If Apple is sincere in its stated belief that iPad is the future of personal computing (i.e., “PCs aretrucks”), Apple’s relatively low pricing strategy makes great sense. Setting up an established base of users can create a virtuous circle of application development to defend against an assault by an alternative future. And setting such a base up quickly makes sense if establishing that defensive wall is the goal.
I say "relatively" low pricing strategy as I know iPad prices are not low. But they are lower than one might expect of Apple. This is a company that still wants to make sure it makes money when it sells something and so maintains healthy unit profit margins.

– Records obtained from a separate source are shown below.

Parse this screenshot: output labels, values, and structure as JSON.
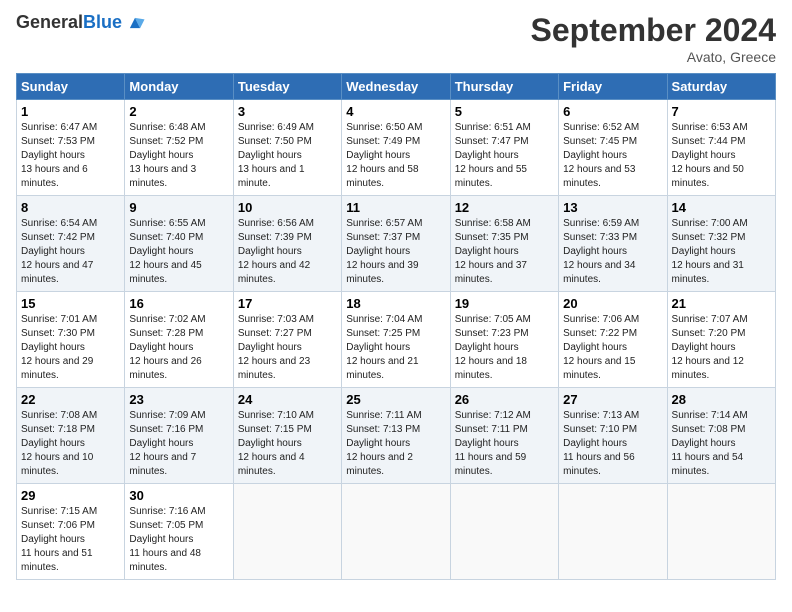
{
  "header": {
    "logo_line1": "General",
    "logo_line2": "Blue",
    "month_title": "September 2024",
    "subtitle": "Avato, Greece"
  },
  "days_of_week": [
    "Sunday",
    "Monday",
    "Tuesday",
    "Wednesday",
    "Thursday",
    "Friday",
    "Saturday"
  ],
  "weeks": [
    [
      {
        "num": "1",
        "sunrise": "6:47 AM",
        "sunset": "7:53 PM",
        "daylight": "13 hours and 6 minutes."
      },
      {
        "num": "2",
        "sunrise": "6:48 AM",
        "sunset": "7:52 PM",
        "daylight": "13 hours and 3 minutes."
      },
      {
        "num": "3",
        "sunrise": "6:49 AM",
        "sunset": "7:50 PM",
        "daylight": "13 hours and 1 minute."
      },
      {
        "num": "4",
        "sunrise": "6:50 AM",
        "sunset": "7:49 PM",
        "daylight": "12 hours and 58 minutes."
      },
      {
        "num": "5",
        "sunrise": "6:51 AM",
        "sunset": "7:47 PM",
        "daylight": "12 hours and 55 minutes."
      },
      {
        "num": "6",
        "sunrise": "6:52 AM",
        "sunset": "7:45 PM",
        "daylight": "12 hours and 53 minutes."
      },
      {
        "num": "7",
        "sunrise": "6:53 AM",
        "sunset": "7:44 PM",
        "daylight": "12 hours and 50 minutes."
      }
    ],
    [
      {
        "num": "8",
        "sunrise": "6:54 AM",
        "sunset": "7:42 PM",
        "daylight": "12 hours and 47 minutes."
      },
      {
        "num": "9",
        "sunrise": "6:55 AM",
        "sunset": "7:40 PM",
        "daylight": "12 hours and 45 minutes."
      },
      {
        "num": "10",
        "sunrise": "6:56 AM",
        "sunset": "7:39 PM",
        "daylight": "12 hours and 42 minutes."
      },
      {
        "num": "11",
        "sunrise": "6:57 AM",
        "sunset": "7:37 PM",
        "daylight": "12 hours and 39 minutes."
      },
      {
        "num": "12",
        "sunrise": "6:58 AM",
        "sunset": "7:35 PM",
        "daylight": "12 hours and 37 minutes."
      },
      {
        "num": "13",
        "sunrise": "6:59 AM",
        "sunset": "7:33 PM",
        "daylight": "12 hours and 34 minutes."
      },
      {
        "num": "14",
        "sunrise": "7:00 AM",
        "sunset": "7:32 PM",
        "daylight": "12 hours and 31 minutes."
      }
    ],
    [
      {
        "num": "15",
        "sunrise": "7:01 AM",
        "sunset": "7:30 PM",
        "daylight": "12 hours and 29 minutes."
      },
      {
        "num": "16",
        "sunrise": "7:02 AM",
        "sunset": "7:28 PM",
        "daylight": "12 hours and 26 minutes."
      },
      {
        "num": "17",
        "sunrise": "7:03 AM",
        "sunset": "7:27 PM",
        "daylight": "12 hours and 23 minutes."
      },
      {
        "num": "18",
        "sunrise": "7:04 AM",
        "sunset": "7:25 PM",
        "daylight": "12 hours and 21 minutes."
      },
      {
        "num": "19",
        "sunrise": "7:05 AM",
        "sunset": "7:23 PM",
        "daylight": "12 hours and 18 minutes."
      },
      {
        "num": "20",
        "sunrise": "7:06 AM",
        "sunset": "7:22 PM",
        "daylight": "12 hours and 15 minutes."
      },
      {
        "num": "21",
        "sunrise": "7:07 AM",
        "sunset": "7:20 PM",
        "daylight": "12 hours and 12 minutes."
      }
    ],
    [
      {
        "num": "22",
        "sunrise": "7:08 AM",
        "sunset": "7:18 PM",
        "daylight": "12 hours and 10 minutes."
      },
      {
        "num": "23",
        "sunrise": "7:09 AM",
        "sunset": "7:16 PM",
        "daylight": "12 hours and 7 minutes."
      },
      {
        "num": "24",
        "sunrise": "7:10 AM",
        "sunset": "7:15 PM",
        "daylight": "12 hours and 4 minutes."
      },
      {
        "num": "25",
        "sunrise": "7:11 AM",
        "sunset": "7:13 PM",
        "daylight": "12 hours and 2 minutes."
      },
      {
        "num": "26",
        "sunrise": "7:12 AM",
        "sunset": "7:11 PM",
        "daylight": "11 hours and 59 minutes."
      },
      {
        "num": "27",
        "sunrise": "7:13 AM",
        "sunset": "7:10 PM",
        "daylight": "11 hours and 56 minutes."
      },
      {
        "num": "28",
        "sunrise": "7:14 AM",
        "sunset": "7:08 PM",
        "daylight": "11 hours and 54 minutes."
      }
    ],
    [
      {
        "num": "29",
        "sunrise": "7:15 AM",
        "sunset": "7:06 PM",
        "daylight": "11 hours and 51 minutes."
      },
      {
        "num": "30",
        "sunrise": "7:16 AM",
        "sunset": "7:05 PM",
        "daylight": "11 hours and 48 minutes."
      },
      null,
      null,
      null,
      null,
      null
    ]
  ]
}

To balance these competing goals (margin and scale), Apple must keep its prices realistic and this has resulted in a pace of advancement that is likely slower than what Apple is actually capable of (iPads could probably run macOS if they had to). But that is fine if advancement isn’t necessary to grow the market or, put alternatively, if the market can be grown more quickly through price than with specifications.